- _EXERCISE AIM_:
For each line in the data below, write an exact copy.

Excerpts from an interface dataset

§ §

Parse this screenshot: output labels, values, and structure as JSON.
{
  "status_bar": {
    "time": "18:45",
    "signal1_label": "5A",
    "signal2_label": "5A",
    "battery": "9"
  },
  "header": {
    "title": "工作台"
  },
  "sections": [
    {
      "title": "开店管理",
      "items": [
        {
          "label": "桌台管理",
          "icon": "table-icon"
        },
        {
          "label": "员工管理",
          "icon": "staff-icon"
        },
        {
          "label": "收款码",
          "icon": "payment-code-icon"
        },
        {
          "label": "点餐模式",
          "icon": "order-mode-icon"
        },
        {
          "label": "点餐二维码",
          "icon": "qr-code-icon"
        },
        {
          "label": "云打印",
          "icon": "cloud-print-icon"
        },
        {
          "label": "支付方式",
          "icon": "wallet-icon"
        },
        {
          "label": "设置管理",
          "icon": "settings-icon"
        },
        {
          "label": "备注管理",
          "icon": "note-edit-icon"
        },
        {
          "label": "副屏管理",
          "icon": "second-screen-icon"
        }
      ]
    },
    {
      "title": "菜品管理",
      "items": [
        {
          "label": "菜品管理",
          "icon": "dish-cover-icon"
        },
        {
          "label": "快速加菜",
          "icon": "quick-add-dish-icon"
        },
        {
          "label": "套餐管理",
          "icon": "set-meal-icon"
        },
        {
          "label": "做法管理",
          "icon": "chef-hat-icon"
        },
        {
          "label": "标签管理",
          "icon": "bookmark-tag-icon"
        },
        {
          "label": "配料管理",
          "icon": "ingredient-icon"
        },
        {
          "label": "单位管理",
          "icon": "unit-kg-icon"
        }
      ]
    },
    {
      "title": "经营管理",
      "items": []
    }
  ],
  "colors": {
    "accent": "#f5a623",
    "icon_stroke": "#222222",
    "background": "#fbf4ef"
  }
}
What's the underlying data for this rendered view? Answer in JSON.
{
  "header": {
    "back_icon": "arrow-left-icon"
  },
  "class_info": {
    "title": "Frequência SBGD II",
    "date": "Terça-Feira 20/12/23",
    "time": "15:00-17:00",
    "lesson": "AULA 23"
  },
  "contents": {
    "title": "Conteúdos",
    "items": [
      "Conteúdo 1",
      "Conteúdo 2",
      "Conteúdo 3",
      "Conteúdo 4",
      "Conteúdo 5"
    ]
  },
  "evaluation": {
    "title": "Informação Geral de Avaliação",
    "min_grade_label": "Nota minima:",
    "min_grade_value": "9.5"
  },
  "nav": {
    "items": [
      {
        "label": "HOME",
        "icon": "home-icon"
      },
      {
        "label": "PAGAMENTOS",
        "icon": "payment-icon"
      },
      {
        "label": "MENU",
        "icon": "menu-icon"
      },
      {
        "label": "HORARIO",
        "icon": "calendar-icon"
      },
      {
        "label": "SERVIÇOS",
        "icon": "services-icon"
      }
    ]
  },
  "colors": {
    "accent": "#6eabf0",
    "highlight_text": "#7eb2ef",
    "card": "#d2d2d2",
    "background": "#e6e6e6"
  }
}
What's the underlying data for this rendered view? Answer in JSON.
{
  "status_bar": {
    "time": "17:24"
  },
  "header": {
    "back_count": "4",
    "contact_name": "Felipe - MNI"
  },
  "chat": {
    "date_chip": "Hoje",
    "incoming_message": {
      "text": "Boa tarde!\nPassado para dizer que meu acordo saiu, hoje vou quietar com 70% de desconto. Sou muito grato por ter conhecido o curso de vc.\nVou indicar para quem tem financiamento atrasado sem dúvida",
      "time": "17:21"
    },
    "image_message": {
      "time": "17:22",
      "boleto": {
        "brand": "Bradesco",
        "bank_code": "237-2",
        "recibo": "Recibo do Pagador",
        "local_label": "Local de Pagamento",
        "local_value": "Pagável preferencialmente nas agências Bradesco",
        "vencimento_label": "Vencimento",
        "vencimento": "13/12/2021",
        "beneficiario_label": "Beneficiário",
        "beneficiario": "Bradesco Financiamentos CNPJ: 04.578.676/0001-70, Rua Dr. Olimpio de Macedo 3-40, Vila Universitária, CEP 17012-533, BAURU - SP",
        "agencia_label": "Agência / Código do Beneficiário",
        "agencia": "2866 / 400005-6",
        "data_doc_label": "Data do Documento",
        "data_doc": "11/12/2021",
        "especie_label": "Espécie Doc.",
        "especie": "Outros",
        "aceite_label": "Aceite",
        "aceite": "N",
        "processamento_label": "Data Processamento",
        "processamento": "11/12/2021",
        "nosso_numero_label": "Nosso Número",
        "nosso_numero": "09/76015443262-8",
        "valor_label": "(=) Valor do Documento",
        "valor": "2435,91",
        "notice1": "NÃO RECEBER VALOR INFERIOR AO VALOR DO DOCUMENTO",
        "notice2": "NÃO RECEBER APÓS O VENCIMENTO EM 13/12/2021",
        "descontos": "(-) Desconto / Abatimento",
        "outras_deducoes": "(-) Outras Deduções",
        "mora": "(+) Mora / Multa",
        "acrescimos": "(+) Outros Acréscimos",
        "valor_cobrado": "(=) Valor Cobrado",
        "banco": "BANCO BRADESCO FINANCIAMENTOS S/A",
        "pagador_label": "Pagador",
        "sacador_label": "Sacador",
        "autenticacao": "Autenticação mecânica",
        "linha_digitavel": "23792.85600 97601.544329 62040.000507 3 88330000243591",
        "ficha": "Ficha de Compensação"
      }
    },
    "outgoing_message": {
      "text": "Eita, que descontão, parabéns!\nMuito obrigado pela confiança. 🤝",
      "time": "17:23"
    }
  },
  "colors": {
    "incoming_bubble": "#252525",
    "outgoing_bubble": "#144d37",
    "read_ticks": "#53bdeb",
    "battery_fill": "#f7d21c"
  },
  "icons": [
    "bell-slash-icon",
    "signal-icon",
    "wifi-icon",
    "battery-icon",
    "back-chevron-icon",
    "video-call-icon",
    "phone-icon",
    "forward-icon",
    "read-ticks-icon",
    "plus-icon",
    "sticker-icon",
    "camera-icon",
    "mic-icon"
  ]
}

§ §

- _EXERCISE ANSWER_:
Parse this screenshot: output labels, values, and structure as JSON.
{
  "status_bar": {
    "time": "18:45",
    "signal1_label": "5A",
    "signal2_label": "5A",
    "battery": "9"
  },
  "header": {
    "title": "工作台"
  },
  "sections": [
    {
      "title": "开店管理",
      "items": [
        {
          "label": "桌台管理",
          "icon": "table-icon"
        },
        {
          "label": "员工管理",
          "icon": "staff-icon"
        },
        {
          "label": "收款码",
          "icon": "payment-code-icon"
        },
        {
          "label": "点餐模式",
          "icon": "order-mode-icon"
        },
        {
          "label": "点餐二维码",
          "icon": "qr-code-icon"
        },
        {
          "label": "云打印",
          "icon": "cloud-print-icon"
        },
        {
          "label": "支付方式",
          "icon": "wallet-icon"
        },
        {
          "label": "设置管理",
          "icon": "settings-icon"
        },
        {
          "label": "备注管理",
          "icon": "note-edit-icon"
        },
        {
          "label": "副屏管理",
          "icon": "second-screen-icon"
        }
      ]
    },
    {
      "title": "菜品管理",
      "items": [
        {
          "label": "菜品管理",
          "icon": "dish-cover-icon"
        },
        {
          "label": "快速加菜",
          "icon": "quick-add-dish-icon"
        },
        {
          "label": "套餐管理",
          "icon": "set-meal-icon"
        },
        {
          "label": "做法管理",
          "icon": "chef-hat-icon"
        },
        {
          "label": "标签管理",
          "icon": "bookmark-tag-icon"
        },
        {
          "label": "配料管理",
          "icon": "ingredient-icon"
        },
        {
          "label": "单位管理",
          "icon": "unit-kg-icon"
        }
      ]
    },
    {
      "title": "经营管理",
      "items": []
    }
  ],
  "colors": {
    "accent": "#f5a623",
    "icon_stroke": "#222222",
    "background": "#fbf4ef"
  }
}
What's the underlying data for this rendered view? Answer in JSON.
{
  "header": {
    "back_icon": "arrow-left-icon"
  },
  "class_info": {
    "title": "Frequência SBGD II",
    "date": "Terça-Feira 20/12/23",
    "time": "15:00-17:00",
    "lesson": "AULA 23"
  },
  "contents": {
    "title": "Conteúdos",
    "items": [
      "Conteúdo 1",
      "Conteúdo 2",
      "Conteúdo 3",
      "Conteúdo 4",
      "Conteúdo 5"
    ]
  },
  "evaluation": {
    "title": "Informação Geral de Avaliação",
    "min_grade_label": "Nota minima:",
    "min_grade_value": "9.5"
  },
  "nav": {
    "items": [
      {
        "label": "HOME",
        "icon": "home-icon"
      },
      {
        "label": "PAGAMENTOS",
        "icon": "payment-icon"
      },
      {
        "label": "MENU",
        "icon": "menu-icon"
      },
      {
        "label": "HORARIO",
        "icon": "calendar-icon"
      },
      {
        "label": "SERVIÇOS",
        "icon": "services-icon"
      }
    ]
  },
  "colors": {
    "accent": "#6eabf0",
    "highlight_text": "#7eb2ef",
    "card": "#d2d2d2",
    "background": "#e6e6e6"
  }
}
What's the underlying data for this rendered view? Answer in JSON.
{
  "status_bar": {
    "time": "17:24"
  },
  "header": {
    "back_count": "4",
    "contact_name": "Felipe - MNI"
  },
  "chat": {
    "date_chip": "Hoje",
    "incoming_message": {
      "text": "Boa tarde!\nPassado para dizer que meu acordo saiu, hoje vou quietar com 70% de desconto. Sou muito grato por ter conhecido o curso de vc.\nVou indicar para quem tem financiamento atrasado sem dúvida",
      "time": "17:21"
    },
    "image_message": {
      "time": "17:22",
      "boleto": {
        "brand": "Bradesco",
        "bank_code": "237-2",
        "recibo": "Recibo do Pagador",
        "local_label": "Local de Pagamento",
        "local_value": "Pagável preferencialmente nas agências Bradesco",
        "vencimento_label": "Vencimento",
        "vencimento": "13/12/2021",
        "beneficiario_label": "Beneficiário",
        "beneficiario": "Bradesco Financiamentos CNPJ: 04.578.676/0001-70, Rua Dr. Olimpio de Macedo 3-40, Vila Universitária, CEP 17012-533, BAURU - SP",
        "agencia_label": "Agência / Código do Beneficiário",
        "agencia": "2866 / 400005-6",
        "data_doc_label": "Data do Documento",
        "data_doc": "11/12/2021",
        "especie_label": "Espécie Doc.",
        "especie": "Outros",
        "aceite_label": "Aceite",
        "aceite": "N",
        "processamento_label": "Data Processamento",
        "processamento": "11/12/2021",
        "nosso_numero_label": "Nosso Número",
        "nosso_numero": "09/76015443262-8",
        "valor_label": "(=) Valor do Documento",
        "valor": "2435,91",
        "notice1": "NÃO RECEBER VALOR INFERIOR AO VALOR DO DOCUMENTO",
        "notice2": "NÃO RECEBER APÓS O VENCIMENTO EM 13/12/2021",
        "descontos": "(-) Desconto / Abatimento",
        "outras_deducoes": "(-) Outras Deduções",
        "mora": "(+) Mora / Multa",
        "acrescimos": "(+) Outros Acréscimos",
        "valor_cobrado": "(=) Valor Cobrado",
        "banco": "BANCO BRADESCO FINANCIAMENTOS S/A",
        "pagador_label": "Pagador",
        "sacador_label": "Sacador",
        "autenticacao": "Autenticação mecânica",
        "linha_digitavel": "23792.85600 97601.544329 62040.000507 3 88330000243591",
        "ficha": "Ficha de Compensação"
      }
    },
    "outgoing_message": {
      "text": "Eita, que descontão, parabéns!\nMuito obrigado pela confiança. 🤝",
      "time": "17:23"
    }
  },
  "colors": {
    "incoming_bubble": "#252525",
    "outgoing_bubble": "#144d37",
    "read_ticks": "#53bdeb",
    "battery_fill": "#f7d21c"
  },
  "icons": [
    "bell-slash-icon",
    "signal-icon",
    "wifi-icon",
    "battery-icon",
    "back-chevron-icon",
    "video-call-icon",
    "phone-icon",
    "forward-icon",
    "read-ticks-icon",
    "plus-icon",
    "sticker-icon",
    "camera-icon",
    "mic-icon"
  ]
}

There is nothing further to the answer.